***** Records
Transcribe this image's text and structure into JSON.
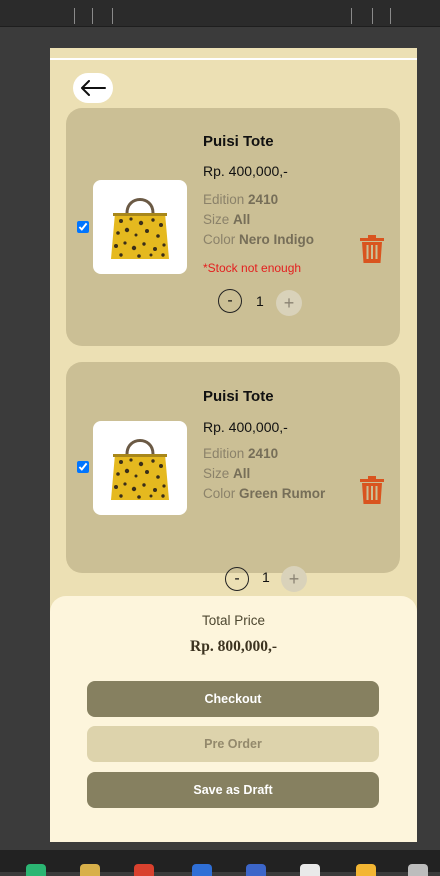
{
  "back": {
    "icon": "arrow-left-icon"
  },
  "cart": [
    {
      "checked": true,
      "name": "Puisi Tote",
      "price": "Rp. 400,000,-",
      "edition_label": "Edition",
      "edition": "2410",
      "size_label": "Size",
      "size": "All",
      "color_label": "Color",
      "color": "Nero Indigo",
      "warning": "*Stock not enough",
      "quantity": "1",
      "minus": "-",
      "plus": "+"
    },
    {
      "checked": true,
      "name": "Puisi Tote",
      "price": "Rp. 400,000,-",
      "edition_label": "Edition",
      "edition": "2410",
      "size_label": "Size",
      "size": "All",
      "color_label": "Color",
      "color": "Green Rumor",
      "quantity": "1",
      "minus": "-",
      "plus": "+"
    }
  ],
  "summary": {
    "total_label": "Total Price",
    "total_value": "Rp.  800,000,-",
    "checkout": "Checkout",
    "preorder": "Pre Order",
    "draft": "Save as Draft"
  },
  "colors": {
    "background": "#ece0b4",
    "card": "#cbbf95",
    "button_dark": "#868060",
    "button_light": "#ddd3ac",
    "warning": "#e41e1e",
    "trash": "#d9541f"
  }
}
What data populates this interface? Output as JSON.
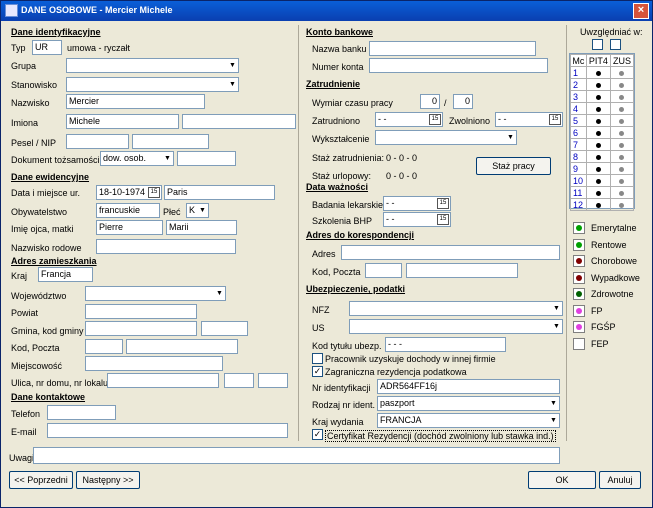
{
  "window": {
    "title": "DANE OSOBOWE - Mercier Michele"
  },
  "sections": {
    "personal": "Dane identyfikacyjne",
    "records": "Dane ewidencyjne",
    "residence": "Adres zamieszkania",
    "contact": "Dane kontaktowe",
    "bank": "Konto bankowe",
    "employment": "Zatrudnienie",
    "validity": "Data ważności",
    "correspondence": "Adres do korespondencji",
    "insurance": "Ubezpieczenie, podatki"
  },
  "personal": {
    "typ_label": "Typ",
    "typ_value": "UR",
    "typ_desc": "umowa - ryczałt",
    "grupa_label": "Grupa",
    "grupa_value": "",
    "stanowisko_label": "Stanowisko",
    "stanowisko_value": "",
    "nazwisko_label": "Nazwisko",
    "nazwisko_value": "Mercier",
    "imiona_label": "Imiona",
    "imie1": "Michele",
    "imie2": "",
    "pesel_label": "Pesel / NIP",
    "pesel": "",
    "nip": "",
    "dok_label": "Dokument tożsamości",
    "dok_type": "dow. osob.",
    "dok_num": ""
  },
  "records": {
    "birth_label": "Data i miejsce ur.",
    "birth_date": "18-10-1974",
    "birth_place": "Paris",
    "obyw_label": "Obywatelstwo",
    "obyw_value": "francuskie",
    "plec_label": "Płeć",
    "plec_value": "K",
    "parents_label": "Imię ojca, matki",
    "father": "Pierre",
    "mother": "Marii",
    "rodowe_label": "Nazwisko rodowe",
    "rodowe_value": ""
  },
  "residence": {
    "kraj_label": "Kraj",
    "kraj_value": "Francja",
    "woj_label": "Województwo",
    "powiat_label": "Powiat",
    "gmina_label": "Gmina, kod gminy",
    "kod_label": "Kod, Poczta",
    "miejsc_label": "Miejscowość",
    "ulica_label": "Ulica, nr domu, nr lokalu"
  },
  "contact": {
    "tel_label": "Telefon",
    "email_label": "E-mail"
  },
  "bank": {
    "nazwa_label": "Nazwa banku",
    "numer_label": "Numer konta"
  },
  "employment": {
    "wymiar_label": "Wymiar czasu pracy",
    "wymiar_num": "0",
    "wymiar_sep": "/",
    "wymiar_den": "0",
    "zatr_label": "Zatrudniono",
    "zatr_value": "- -",
    "zwol_label": "Zwolniono",
    "zwol_value": "- -",
    "wyksz_label": "Wykształcenie",
    "staz_zatr_label": "Staż zatrudnienia:",
    "staz_zatr_value": "0 - 0 - 0",
    "staz_url_label": "Staż urlopowy:",
    "staz_url_value": "0 - 0 - 0",
    "staz_button": "Staż pracy"
  },
  "validity": {
    "bad_label": "Badania lekarskie",
    "bad_value": "- -",
    "bhp_label": "Szkolenia BHP",
    "bhp_value": "- -"
  },
  "correspondence": {
    "adres_label": "Adres",
    "kod_label": "Kod, Poczta"
  },
  "insurance": {
    "nfz_label": "NFZ",
    "us_label": "US",
    "kod_tyt_label": "Kod tytułu ubezp.",
    "kod_tyt_value": "- - -",
    "chk_innej": "Pracownik uzyskuje dochody w innej firmie",
    "chk_zagr": "Zagraniczna rezydencja podatkowa",
    "nr_ident_label": "Nr identyfikacji",
    "nr_ident_value": "ADR564FF16j",
    "rodzaj_label": "Rodzaj nr ident.",
    "rodzaj_value": "paszport",
    "kraj_wyd_label": "Kraj wydania",
    "kraj_wyd_value": "FRANCJA",
    "chk_cert": "Certyfikat Rezydencji (dochód zwolniony lub stawka ind.)"
  },
  "uwagi_label": "Uwagi",
  "right_panel": {
    "uwzgl_label": "Uwzględniać w:",
    "headers": [
      "Mc",
      "PIT4",
      "ZUS"
    ],
    "months": [
      "1",
      "2",
      "3",
      "4",
      "5",
      "6",
      "7",
      "8",
      "9",
      "10",
      "11",
      "12"
    ],
    "legend": [
      {
        "label": "Emerytalne",
        "color": "#00a000"
      },
      {
        "label": "Rentowe",
        "color": "#00a000"
      },
      {
        "label": "Chorobowe",
        "color": "#800000"
      },
      {
        "label": "Wypadkowe",
        "color": "#800000"
      },
      {
        "label": "Zdrowotne",
        "color": "#006000"
      },
      {
        "label": "FP",
        "color": "#e040e0"
      },
      {
        "label": "FGŚP",
        "color": "#e040e0"
      },
      {
        "label": "FEP",
        "color": ""
      }
    ]
  },
  "buttons": {
    "prev": "<< Poprzedni",
    "next": "Następny >>",
    "ok": "OK",
    "cancel": "Anuluj"
  }
}
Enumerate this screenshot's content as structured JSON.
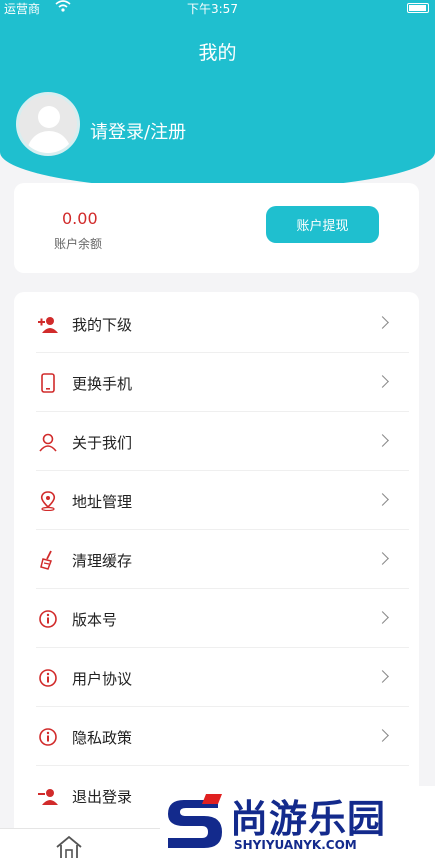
{
  "status_bar": {
    "carrier": "运营商",
    "time": "下午3:57"
  },
  "header": {
    "title": "我的",
    "login_text": "请登录/注册"
  },
  "balance": {
    "amount": "0.00",
    "label": "账户余额",
    "withdraw_label": "账户提现"
  },
  "menu": {
    "items": [
      {
        "label": "我的下级",
        "icon": "add-user-icon"
      },
      {
        "label": "更换手机",
        "icon": "phone-icon"
      },
      {
        "label": "关于我们",
        "icon": "person-icon"
      },
      {
        "label": "地址管理",
        "icon": "location-icon"
      },
      {
        "label": "清理缓存",
        "icon": "broom-icon"
      },
      {
        "label": "版本号",
        "icon": "info-icon"
      },
      {
        "label": "用户协议",
        "icon": "info-icon"
      },
      {
        "label": "隐私政策",
        "icon": "info-icon"
      },
      {
        "label": "退出登录",
        "icon": "remove-user-icon"
      }
    ]
  },
  "tab_bar": {
    "home_icon": "home-icon"
  },
  "watermark": {
    "text": "尚游乐园",
    "url": "SHYIYUANYK.COM"
  },
  "colors": {
    "accent": "#1fbfcf",
    "icon_red": "#d12b2b",
    "watermark_blue": "#132a8c"
  }
}
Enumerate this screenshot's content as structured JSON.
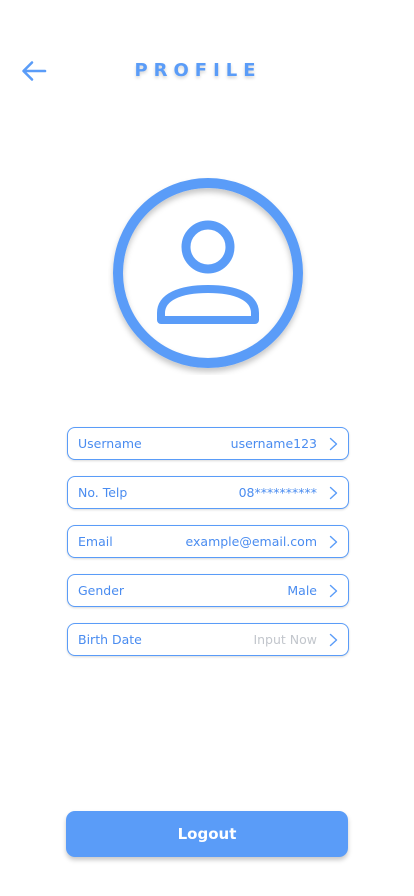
{
  "header": {
    "title": "PROFILE",
    "back_icon": "arrow-left-icon"
  },
  "avatar": {
    "icon": "user-icon"
  },
  "fields": [
    {
      "label": "Username",
      "value": "username123",
      "placeholder": false
    },
    {
      "label": "No. Telp",
      "value": "08**********",
      "placeholder": false
    },
    {
      "label": "Email",
      "value": "example@email.com",
      "placeholder": false
    },
    {
      "label": "Gender",
      "value": "Male",
      "placeholder": false
    },
    {
      "label": "Birth Date",
      "value": "Input Now",
      "placeholder": true
    }
  ],
  "logout": {
    "label": "Logout"
  },
  "colors": {
    "accent": "#5a9cf8",
    "placeholder_text": "#c2c6cc",
    "background": "#ffffff"
  }
}
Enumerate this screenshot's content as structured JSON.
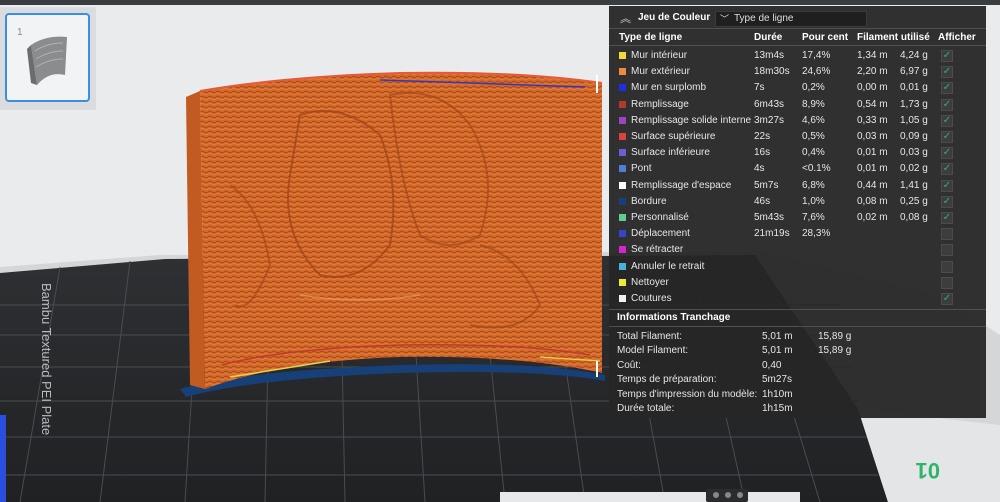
{
  "thumbnail": {
    "number": "1"
  },
  "plate": {
    "label": "Bambu Textured PEI Plate",
    "plate_number": "01"
  },
  "legend": {
    "title": "Jeu de Couleur",
    "view_select": "Type de ligne",
    "columns": {
      "type": "Type de ligne",
      "duration": "Durée",
      "percent": "Pour cent",
      "filament": "Filament utilisé",
      "show": "Afficher"
    },
    "rows": [
      {
        "name": "Mur intérieur",
        "color": "#f2d83a",
        "duration": "13m4s",
        "percent": "17,4%",
        "length": "1,34 m",
        "weight": "4,24 g",
        "checked": true
      },
      {
        "name": "Mur extérieur",
        "color": "#ef8a3c",
        "duration": "18m30s",
        "percent": "24,6%",
        "length": "2,20 m",
        "weight": "6,97 g",
        "checked": true
      },
      {
        "name": "Mur en surplomb",
        "color": "#1e2ee8",
        "duration": "7s",
        "percent": "0,2%",
        "length": "0,00 m",
        "weight": "0,01 g",
        "checked": true
      },
      {
        "name": "Remplissage",
        "color": "#b03a2e",
        "duration": "6m43s",
        "percent": "8,9%",
        "length": "0,54 m",
        "weight": "1,73 g",
        "checked": true
      },
      {
        "name": "Remplissage solide interne",
        "color": "#9a45c4",
        "duration": "3m27s",
        "percent": "4,6%",
        "length": "0,33 m",
        "weight": "1,05 g",
        "checked": true
      },
      {
        "name": "Surface supérieure",
        "color": "#e04040",
        "duration": "22s",
        "percent": "0,5%",
        "length": "0,03 m",
        "weight": "0,09 g",
        "checked": true
      },
      {
        "name": "Surface inférieure",
        "color": "#6a5fd6",
        "duration": "16s",
        "percent": "0,4%",
        "length": "0,01 m",
        "weight": "0,03 g",
        "checked": true
      },
      {
        "name": "Pont",
        "color": "#4f7fd4",
        "duration": "4s",
        "percent": "<0.1%",
        "length": "0,01 m",
        "weight": "0,02 g",
        "checked": true
      },
      {
        "name": "Remplissage d'espace",
        "color": "#ffffff",
        "duration": "5m7s",
        "percent": "6,8%",
        "length": "0,44 m",
        "weight": "1,41 g",
        "checked": true
      },
      {
        "name": "Bordure",
        "color": "#173f78",
        "duration": "46s",
        "percent": "1,0%",
        "length": "0,08 m",
        "weight": "0,25 g",
        "checked": true
      },
      {
        "name": "Personnalisé",
        "color": "#5ecf8f",
        "duration": "5m43s",
        "percent": "7,6%",
        "length": "0,02 m",
        "weight": "0,08 g",
        "checked": true
      },
      {
        "name": "Déplacement",
        "color": "#3346c8",
        "duration": "21m19s",
        "percent": "28,3%",
        "length": "",
        "weight": "",
        "checked": false
      },
      {
        "name": "Se rétracter",
        "color": "#d424d4",
        "duration": "",
        "percent": "",
        "length": "",
        "weight": "",
        "checked": false
      },
      {
        "name": "Annuler le retrait",
        "color": "#46b4d8",
        "duration": "",
        "percent": "",
        "length": "",
        "weight": "",
        "checked": false
      },
      {
        "name": "Nettoyer",
        "color": "#ece93a",
        "duration": "",
        "percent": "",
        "length": "",
        "weight": "",
        "checked": false
      },
      {
        "name": "Coutures",
        "color": "#f2f2f2",
        "duration": "",
        "percent": "",
        "length": "",
        "weight": "",
        "checked": true
      }
    ],
    "info": {
      "title": "Informations Tranchage",
      "rows": [
        {
          "label": "Total Filament:",
          "v1": "5,01 m",
          "v2": "15,89 g"
        },
        {
          "label": "Model Filament:",
          "v1": "5,01 m",
          "v2": "15,89 g"
        },
        {
          "label": "Coût:",
          "v1": "0,40",
          "v2": ""
        },
        {
          "label": "Temps de préparation:",
          "v1": "5m27s",
          "v2": ""
        },
        {
          "label": "Temps d'impression du modèle:",
          "v1": "1h10m",
          "v2": ""
        },
        {
          "label": "Durée totale:",
          "v1": "1h15m",
          "v2": ""
        }
      ]
    }
  },
  "colors": {
    "wall": "#d76c2a",
    "bed": "#2b2d30",
    "brim": "#173f78",
    "checkmark": "#2fb46b",
    "plate_number": "#2fb46b",
    "selection": "#3a8ee8"
  }
}
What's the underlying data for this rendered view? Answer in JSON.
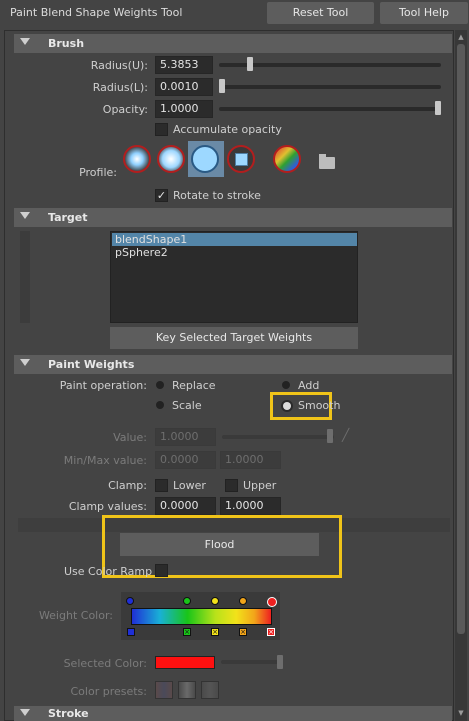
{
  "window": {
    "title": "Paint Blend Shape Weights Tool",
    "reset_label": "Reset Tool",
    "help_label": "Tool Help"
  },
  "brush": {
    "header": "Brush",
    "radius_u_label": "Radius(U):",
    "radius_u_value": "5.3853",
    "radius_l_label": "Radius(L):",
    "radius_l_value": "0.0010",
    "opacity_label": "Opacity:",
    "opacity_value": "1.0000",
    "accumulate_label": "Accumulate opacity",
    "profile_label": "Profile:",
    "rotate_label": "Rotate to stroke",
    "rotate_checked": true,
    "radius_u_level": 0.13,
    "radius_l_level": 0.0,
    "opacity_level": 1.0
  },
  "target": {
    "header": "Target",
    "items": [
      "blendShape1",
      "pSphere2"
    ],
    "key_button_label": "Key Selected Target Weights"
  },
  "paint_weights": {
    "header": "Paint Weights",
    "operation_label": "Paint operation:",
    "op_replace": "Replace",
    "op_add": "Add",
    "op_scale": "Scale",
    "op_smooth": "Smooth",
    "selected_op": "Smooth",
    "value_label": "Value:",
    "value": "1.0000",
    "minmax_label": "Min/Max value:",
    "min_value": "0.0000",
    "max_value": "1.0000",
    "clamp_label": "Clamp:",
    "clamp_lower": "Lower",
    "clamp_upper": "Upper",
    "clamp_values_label": "Clamp values:",
    "clamp_min": "0.0000",
    "clamp_max": "1.0000",
    "flood_label": "Flood",
    "use_color_ramp_label": "Use Color Ramp",
    "weight_color_label": "Weight Color:",
    "selected_color_label": "Selected Color:",
    "selected_color": "#ff1010",
    "color_presets_label": "Color presets:"
  },
  "stroke": {
    "header": "Stroke"
  },
  "colors": {
    "highlight": "#f0c419",
    "selection": "#5385a8",
    "ramp_markers": [
      "#1f2fd6",
      "#19c519",
      "#f2e21a",
      "#f2a51a",
      "#ee2020"
    ]
  }
}
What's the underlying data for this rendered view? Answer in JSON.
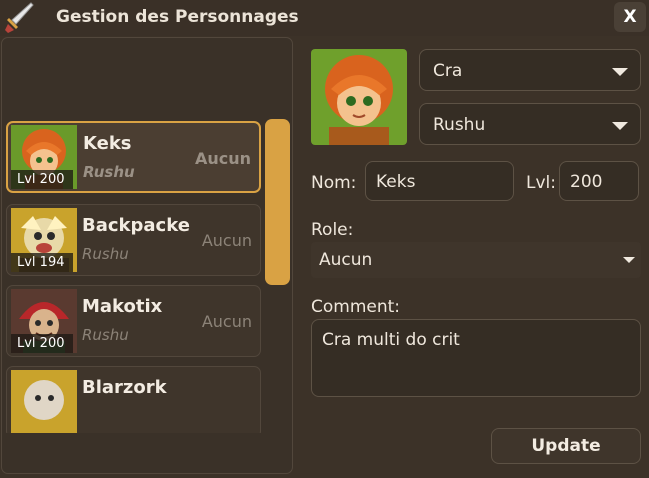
{
  "window": {
    "title": "Gestion des Personnages",
    "close_label": "X",
    "app_icon": "sword-icon"
  },
  "characters": [
    {
      "name": "Keks",
      "server": "Rushu",
      "role": "Aucun",
      "level": "Lvl 200",
      "selected": true
    },
    {
      "name": "Backpacke",
      "server": "Rushu",
      "role": "Aucun",
      "level": "Lvl 194",
      "selected": false
    },
    {
      "name": "Makotix",
      "server": "Rushu",
      "role": "Aucun",
      "level": "Lvl 200",
      "selected": false
    },
    {
      "name": "Blarzork",
      "server": "",
      "role": "",
      "level": "",
      "selected": false
    }
  ],
  "details": {
    "class_value": "Cra",
    "server_value": "Rushu",
    "name_label": "Nom:",
    "name_value": "Keks",
    "level_label": "Lvl:",
    "level_value": "200",
    "role_label": "Role:",
    "role_value": "Aucun",
    "comment_label": "Comment:",
    "comment_value": "Cra multi do crit",
    "update_label": "Update"
  },
  "colors": {
    "accent": "#d9a244",
    "background": "#3c3228"
  }
}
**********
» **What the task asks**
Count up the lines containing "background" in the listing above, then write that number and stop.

» **Solution to the exercise**
3